Excerpts from an interface dataset
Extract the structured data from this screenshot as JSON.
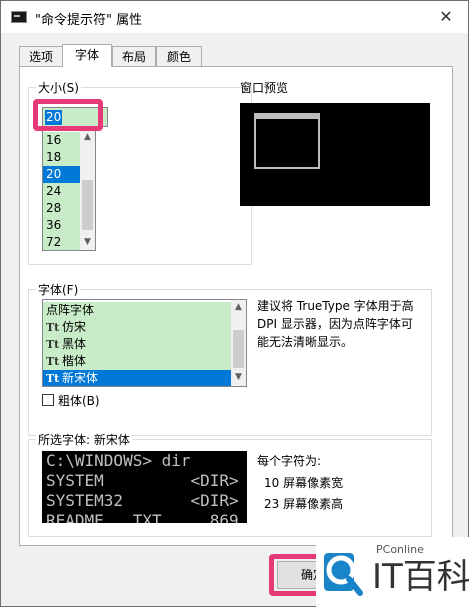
{
  "window": {
    "title": "\"命令提示符\" 属性",
    "close_glyph": "✕"
  },
  "tabs": [
    {
      "label": "选项"
    },
    {
      "label": "字体"
    },
    {
      "label": "布局"
    },
    {
      "label": "颜色"
    }
  ],
  "size_group": {
    "label": "大小(S)",
    "input_value": "20",
    "items": [
      "16",
      "18",
      "20",
      "24",
      "28",
      "36",
      "72"
    ],
    "selected": "20"
  },
  "preview": {
    "label": "窗口预览"
  },
  "font_group": {
    "label": "字体(F)",
    "items": [
      {
        "label": "点阵字体",
        "icon": ""
      },
      {
        "label": "仿宋",
        "icon": "Tt"
      },
      {
        "label": "黑体",
        "icon": "Tt"
      },
      {
        "label": "楷体",
        "icon": "Tt"
      },
      {
        "label": "新宋体",
        "icon": "Tt"
      }
    ],
    "selected": "新宋体",
    "hint": [
      "建议将 TrueType 字体用于高",
      "DPI 显示器，因为点阵字体可",
      "能无法清晰显示。"
    ],
    "bold_label": "粗体(B)",
    "bold_checked": false
  },
  "selected_font": {
    "label": "所选字体: 新宋体",
    "console_lines": [
      "C:\\WINDOWS> dir",
      "SYSTEM         <DIR>",
      "SYSTEM32       <DIR>",
      "README   TXT     869"
    ],
    "char_label": "每个字符为:",
    "width_text": "10 屏幕像素宽",
    "height_text": "23 屏幕像素高"
  },
  "buttons": {
    "ok_label": "确定"
  },
  "watermark": {
    "brand": "PConline",
    "logo_text": "IT百科"
  },
  "colors": {
    "accent": "#0078d7",
    "highlight": "#e63a78",
    "list_bg": "#c8ecc8",
    "watermark_blue": "#1a84c8"
  }
}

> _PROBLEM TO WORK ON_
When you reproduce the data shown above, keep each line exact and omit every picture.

> _ANSWER BOX_
Extract the structured data from this screenshot as JSON.
{
  "window": {
    "title": "\"命令提示符\" 属性",
    "close_glyph": "✕"
  },
  "tabs": [
    {
      "label": "选项"
    },
    {
      "label": "字体"
    },
    {
      "label": "布局"
    },
    {
      "label": "颜色"
    }
  ],
  "size_group": {
    "label": "大小(S)",
    "input_value": "20",
    "items": [
      "16",
      "18",
      "20",
      "24",
      "28",
      "36",
      "72"
    ],
    "selected": "20"
  },
  "preview": {
    "label": "窗口预览"
  },
  "font_group": {
    "label": "字体(F)",
    "items": [
      {
        "label": "点阵字体",
        "icon": ""
      },
      {
        "label": "仿宋",
        "icon": "Tt"
      },
      {
        "label": "黑体",
        "icon": "Tt"
      },
      {
        "label": "楷体",
        "icon": "Tt"
      },
      {
        "label": "新宋体",
        "icon": "Tt"
      }
    ],
    "selected": "新宋体",
    "hint": [
      "建议将 TrueType 字体用于高",
      "DPI 显示器，因为点阵字体可",
      "能无法清晰显示。"
    ],
    "bold_label": "粗体(B)",
    "bold_checked": false
  },
  "selected_font": {
    "label": "所选字体: 新宋体",
    "console_lines": [
      "C:\\WINDOWS> dir",
      "SYSTEM         <DIR>",
      "SYSTEM32       <DIR>",
      "README   TXT     869"
    ],
    "char_label": "每个字符为:",
    "width_text": "10 屏幕像素宽",
    "height_text": "23 屏幕像素高"
  },
  "buttons": {
    "ok_label": "确定"
  },
  "watermark": {
    "brand": "PConline",
    "logo_text": "IT百科"
  },
  "colors": {
    "accent": "#0078d7",
    "highlight": "#e63a78",
    "list_bg": "#c8ecc8",
    "watermark_blue": "#1a84c8"
  }
}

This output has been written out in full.